» PROBLEM DESCRIPTION
Repeat the entries that follow, exactly as they are written.

» INPUT
=-=-=-=-=

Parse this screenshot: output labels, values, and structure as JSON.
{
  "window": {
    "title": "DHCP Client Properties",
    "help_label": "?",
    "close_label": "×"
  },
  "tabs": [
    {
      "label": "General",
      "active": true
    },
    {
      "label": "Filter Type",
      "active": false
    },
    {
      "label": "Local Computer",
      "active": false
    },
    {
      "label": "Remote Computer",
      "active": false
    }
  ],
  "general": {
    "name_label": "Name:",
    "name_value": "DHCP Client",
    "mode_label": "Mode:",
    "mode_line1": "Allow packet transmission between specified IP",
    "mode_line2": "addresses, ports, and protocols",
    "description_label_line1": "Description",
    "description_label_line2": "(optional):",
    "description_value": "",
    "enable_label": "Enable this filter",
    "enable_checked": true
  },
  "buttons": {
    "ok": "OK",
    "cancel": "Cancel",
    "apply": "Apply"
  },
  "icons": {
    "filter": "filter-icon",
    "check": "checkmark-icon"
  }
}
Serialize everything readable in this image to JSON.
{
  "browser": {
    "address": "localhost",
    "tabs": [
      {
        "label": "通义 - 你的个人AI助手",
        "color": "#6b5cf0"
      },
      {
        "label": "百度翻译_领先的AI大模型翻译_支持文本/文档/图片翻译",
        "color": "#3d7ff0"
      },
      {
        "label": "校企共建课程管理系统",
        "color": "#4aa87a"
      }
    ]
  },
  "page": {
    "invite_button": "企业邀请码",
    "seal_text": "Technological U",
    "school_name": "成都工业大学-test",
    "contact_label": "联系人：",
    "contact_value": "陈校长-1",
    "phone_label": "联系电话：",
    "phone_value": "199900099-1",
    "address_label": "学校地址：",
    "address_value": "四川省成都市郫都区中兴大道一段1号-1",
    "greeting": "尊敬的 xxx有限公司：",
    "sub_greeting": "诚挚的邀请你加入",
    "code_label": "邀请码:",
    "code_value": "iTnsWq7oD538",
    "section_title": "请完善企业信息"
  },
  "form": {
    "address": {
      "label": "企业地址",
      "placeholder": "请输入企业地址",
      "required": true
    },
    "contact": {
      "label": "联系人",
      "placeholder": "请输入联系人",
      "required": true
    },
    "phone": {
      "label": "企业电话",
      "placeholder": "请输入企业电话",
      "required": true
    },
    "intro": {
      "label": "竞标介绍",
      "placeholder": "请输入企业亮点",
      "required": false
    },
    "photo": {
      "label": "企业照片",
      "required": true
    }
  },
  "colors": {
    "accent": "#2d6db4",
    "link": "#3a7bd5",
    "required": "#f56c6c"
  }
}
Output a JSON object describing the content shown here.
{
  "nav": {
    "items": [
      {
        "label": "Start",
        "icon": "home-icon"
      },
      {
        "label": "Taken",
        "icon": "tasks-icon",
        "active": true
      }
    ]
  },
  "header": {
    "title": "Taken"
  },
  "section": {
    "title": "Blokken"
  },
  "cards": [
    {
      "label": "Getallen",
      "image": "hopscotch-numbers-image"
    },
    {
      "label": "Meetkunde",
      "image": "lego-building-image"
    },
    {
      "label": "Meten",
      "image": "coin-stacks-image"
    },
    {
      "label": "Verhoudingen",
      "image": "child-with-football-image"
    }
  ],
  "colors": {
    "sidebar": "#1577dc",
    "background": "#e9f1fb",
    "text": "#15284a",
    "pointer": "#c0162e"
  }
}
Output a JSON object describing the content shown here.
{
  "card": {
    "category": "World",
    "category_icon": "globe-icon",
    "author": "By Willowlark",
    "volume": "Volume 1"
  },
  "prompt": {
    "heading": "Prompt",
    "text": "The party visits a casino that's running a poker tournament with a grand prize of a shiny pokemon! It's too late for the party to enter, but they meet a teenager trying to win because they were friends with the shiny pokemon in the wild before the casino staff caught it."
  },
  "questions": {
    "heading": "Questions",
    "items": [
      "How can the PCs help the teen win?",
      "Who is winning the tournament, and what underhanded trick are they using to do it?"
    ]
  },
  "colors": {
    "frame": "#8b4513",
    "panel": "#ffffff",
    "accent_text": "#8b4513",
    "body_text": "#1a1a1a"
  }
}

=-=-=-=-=

» YOUR SOLUTION
Parse this screenshot: output labels, values, and structure as JSON.
{
  "window": {
    "title": "DHCP Client Properties",
    "help_label": "?",
    "close_label": "×"
  },
  "tabs": [
    {
      "label": "General",
      "active": true
    },
    {
      "label": "Filter Type",
      "active": false
    },
    {
      "label": "Local Computer",
      "active": false
    },
    {
      "label": "Remote Computer",
      "active": false
    }
  ],
  "general": {
    "name_label": "Name:",
    "name_value": "DHCP Client",
    "mode_label": "Mode:",
    "mode_line1": "Allow packet transmission between specified IP",
    "mode_line2": "addresses, ports, and protocols",
    "description_label_line1": "Description",
    "description_label_line2": "(optional):",
    "description_value": "",
    "enable_label": "Enable this filter",
    "enable_checked": true
  },
  "buttons": {
    "ok": "OK",
    "cancel": "Cancel",
    "apply": "Apply"
  },
  "icons": {
    "filter": "filter-icon",
    "check": "checkmark-icon"
  }
}
Serialize everything readable in this image to JSON.
{
  "browser": {
    "address": "localhost",
    "tabs": [
      {
        "label": "通义 - 你的个人AI助手",
        "color": "#6b5cf0"
      },
      {
        "label": "百度翻译_领先的AI大模型翻译_支持文本/文档/图片翻译",
        "color": "#3d7ff0"
      },
      {
        "label": "校企共建课程管理系统",
        "color": "#4aa87a"
      }
    ]
  },
  "page": {
    "invite_button": "企业邀请码",
    "seal_text": "Technological U",
    "school_name": "成都工业大学-test",
    "contact_label": "联系人：",
    "contact_value": "陈校长-1",
    "phone_label": "联系电话：",
    "phone_value": "199900099-1",
    "address_label": "学校地址：",
    "address_value": "四川省成都市郫都区中兴大道一段1号-1",
    "greeting": "尊敬的 xxx有限公司：",
    "sub_greeting": "诚挚的邀请你加入",
    "code_label": "邀请码:",
    "code_value": "iTnsWq7oD538",
    "section_title": "请完善企业信息"
  },
  "form": {
    "address": {
      "label": "企业地址",
      "placeholder": "请输入企业地址",
      "required": true
    },
    "contact": {
      "label": "联系人",
      "placeholder": "请输入联系人",
      "required": true
    },
    "phone": {
      "label": "企业电话",
      "placeholder": "请输入企业电话",
      "required": true
    },
    "intro": {
      "label": "竞标介绍",
      "placeholder": "请输入企业亮点",
      "required": false
    },
    "photo": {
      "label": "企业照片",
      "required": true
    }
  },
  "colors": {
    "accent": "#2d6db4",
    "link": "#3a7bd5",
    "required": "#f56c6c"
  }
}
Output a JSON object describing the content shown here.
{
  "nav": {
    "items": [
      {
        "label": "Start",
        "icon": "home-icon"
      },
      {
        "label": "Taken",
        "icon": "tasks-icon",
        "active": true
      }
    ]
  },
  "header": {
    "title": "Taken"
  },
  "section": {
    "title": "Blokken"
  },
  "cards": [
    {
      "label": "Getallen",
      "image": "hopscotch-numbers-image"
    },
    {
      "label": "Meetkunde",
      "image": "lego-building-image"
    },
    {
      "label": "Meten",
      "image": "coin-stacks-image"
    },
    {
      "label": "Verhoudingen",
      "image": "child-with-football-image"
    }
  ],
  "colors": {
    "sidebar": "#1577dc",
    "background": "#e9f1fb",
    "text": "#15284a",
    "pointer": "#c0162e"
  }
}
Output a JSON object describing the content shown here.
{
  "card": {
    "category": "World",
    "category_icon": "globe-icon",
    "author": "By Willowlark",
    "volume": "Volume 1"
  },
  "prompt": {
    "heading": "Prompt",
    "text": "The party visits a casino that's running a poker tournament with a grand prize of a shiny pokemon! It's too late for the party to enter, but they meet a teenager trying to win because they were friends with the shiny pokemon in the wild before the casino staff caught it."
  },
  "questions": {
    "heading": "Questions",
    "items": [
      "How can the PCs help the teen win?",
      "Who is winning the tournament, and what underhanded trick are they using to do it?"
    ]
  },
  "colors": {
    "frame": "#8b4513",
    "panel": "#ffffff",
    "accent_text": "#8b4513",
    "body_text": "#1a1a1a"
  }
}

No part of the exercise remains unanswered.